How Food Forests Revitalize Vacant Lots into Vibrant, Active Community Spaces

As you all are aware from my previous blog post about me, I’m an active participant in building brighter, more inclusive communities with my educational endeavors in urban planning and development. Vacant parcels of land are often thought of in terms of development potential or the highest and best use of the land. The revitalization of similar land parcels such as in the picture below brings several opportunities for new life to the underutilized areas of the community.

thumbnail_20160913_181316You probably haven’t noticed too many properties like this one, but it is located in a neighborhood undergoing a shift in mindset towards active, healthy living and creating more engaging public spaces that bring people together for positive change. This is the perfect opportunity to plant a food forest.

The introduction of a food forest would increase the tree cover and introduce a variety of native plants across the city for long-term ecological benefit. The idea is to take a neglected parcel of land and turn it into a place where people can form partnerships, visions, and possibilities together. Studies show that planting trees and perennial shrubs reduces crime, improves neighborhood safety, and engages residents participating in community activities.

foodforestcolorThe sketch, at right, shows a depiction of what a public food forest could look like. The concept of providing food for all gives people more choices for what they eat and is something that adds value to their daily lives in discovering new, unique spaces in the community to enjoy. The transformation of this space allows people to meet their neighbors and become acquainted with each other providing the possibility for further collaboration on various projects. If we are not designing our cities for human activity and public health promotion, then what are we really achieving? Peace, prosperity, and happiness are all underlying themes in the design of public food forests. Food forests, if done right, can become centers of activity for the whole neighborhood while reducing crime and engaging people.

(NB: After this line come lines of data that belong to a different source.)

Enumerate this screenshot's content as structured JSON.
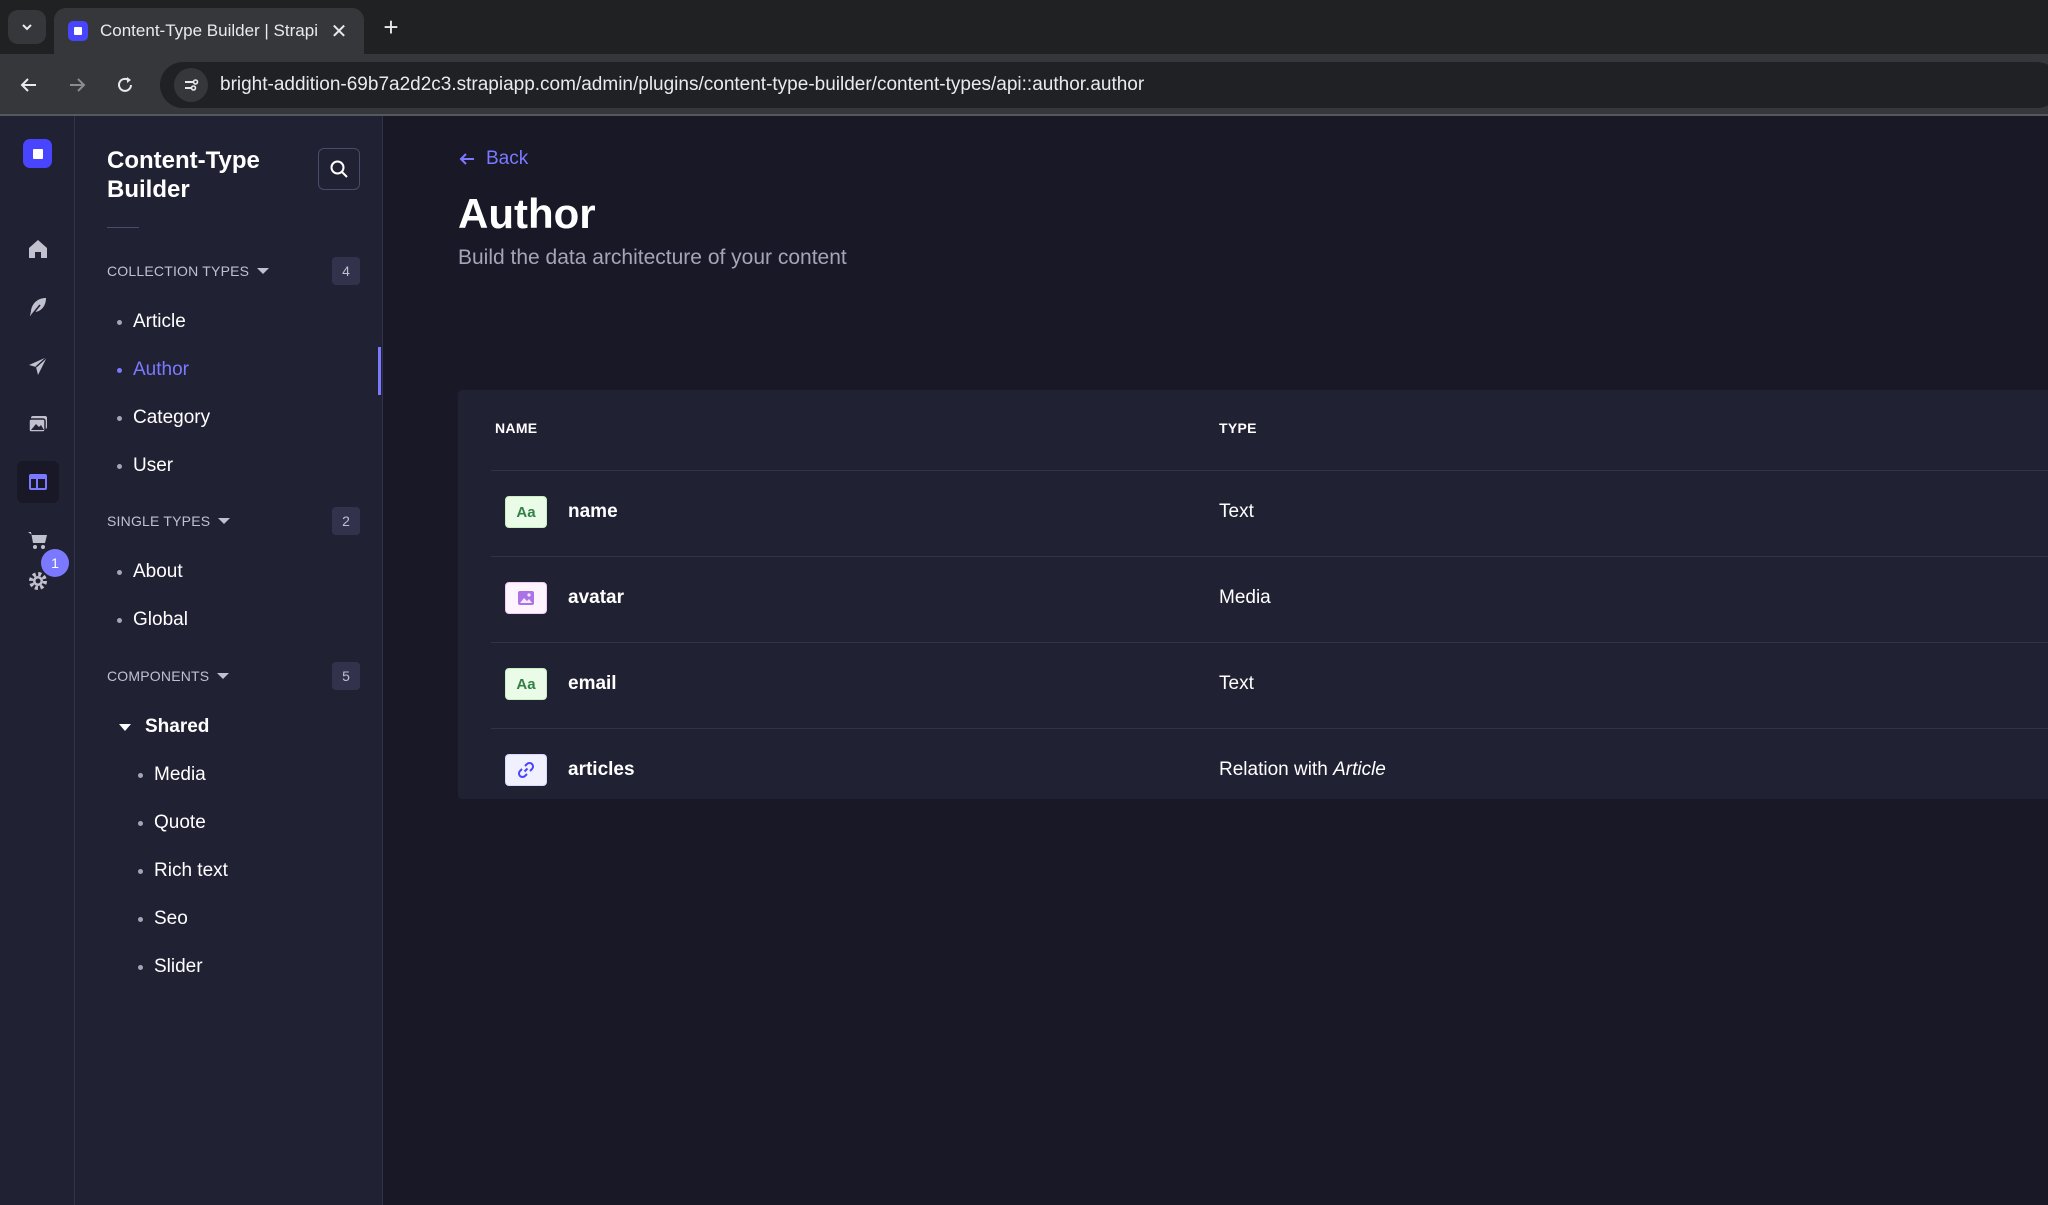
{
  "browser": {
    "tab_title": "Content-Type Builder | Strapi",
    "url": "bright-addition-69b7a2d2c3.strapiapp.com/admin/plugins/content-type-builder/content-types/api::author.author"
  },
  "rail": {
    "notification_count": "1"
  },
  "subnav": {
    "title": "Content-Type Builder",
    "sections": {
      "collection_types": {
        "label": "COLLECTION TYPES",
        "count": "4",
        "items": [
          "Article",
          "Author",
          "Category",
          "User"
        ],
        "active": "Author"
      },
      "single_types": {
        "label": "SINGLE TYPES",
        "count": "2",
        "items": [
          "About",
          "Global"
        ]
      },
      "components": {
        "label": "COMPONENTS",
        "count": "5",
        "group": "Shared",
        "items": [
          "Media",
          "Quote",
          "Rich text",
          "Seo",
          "Slider"
        ]
      }
    }
  },
  "main": {
    "back_label": "Back",
    "title": "Author",
    "subtitle": "Build the data architecture of your content",
    "table": {
      "headers": {
        "name": "NAME",
        "type": "TYPE"
      },
      "rows": [
        {
          "name": "name",
          "type": "Text",
          "icon": "text-icon",
          "icon_text": "Aa"
        },
        {
          "name": "avatar",
          "type": "Media",
          "icon": "media-icon"
        },
        {
          "name": "email",
          "type": "Text",
          "icon": "text-icon",
          "icon_text": "Aa"
        },
        {
          "name": "articles",
          "type_prefix": "Relation with",
          "type_target": "Article",
          "icon": "relation-icon"
        }
      ]
    }
  },
  "colors": {
    "accent": "#7b79ff",
    "brand": "#4945ff",
    "background": "#181826",
    "panel": "#212134"
  }
}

This post was written by Project Food Forest board member, David Heinhold.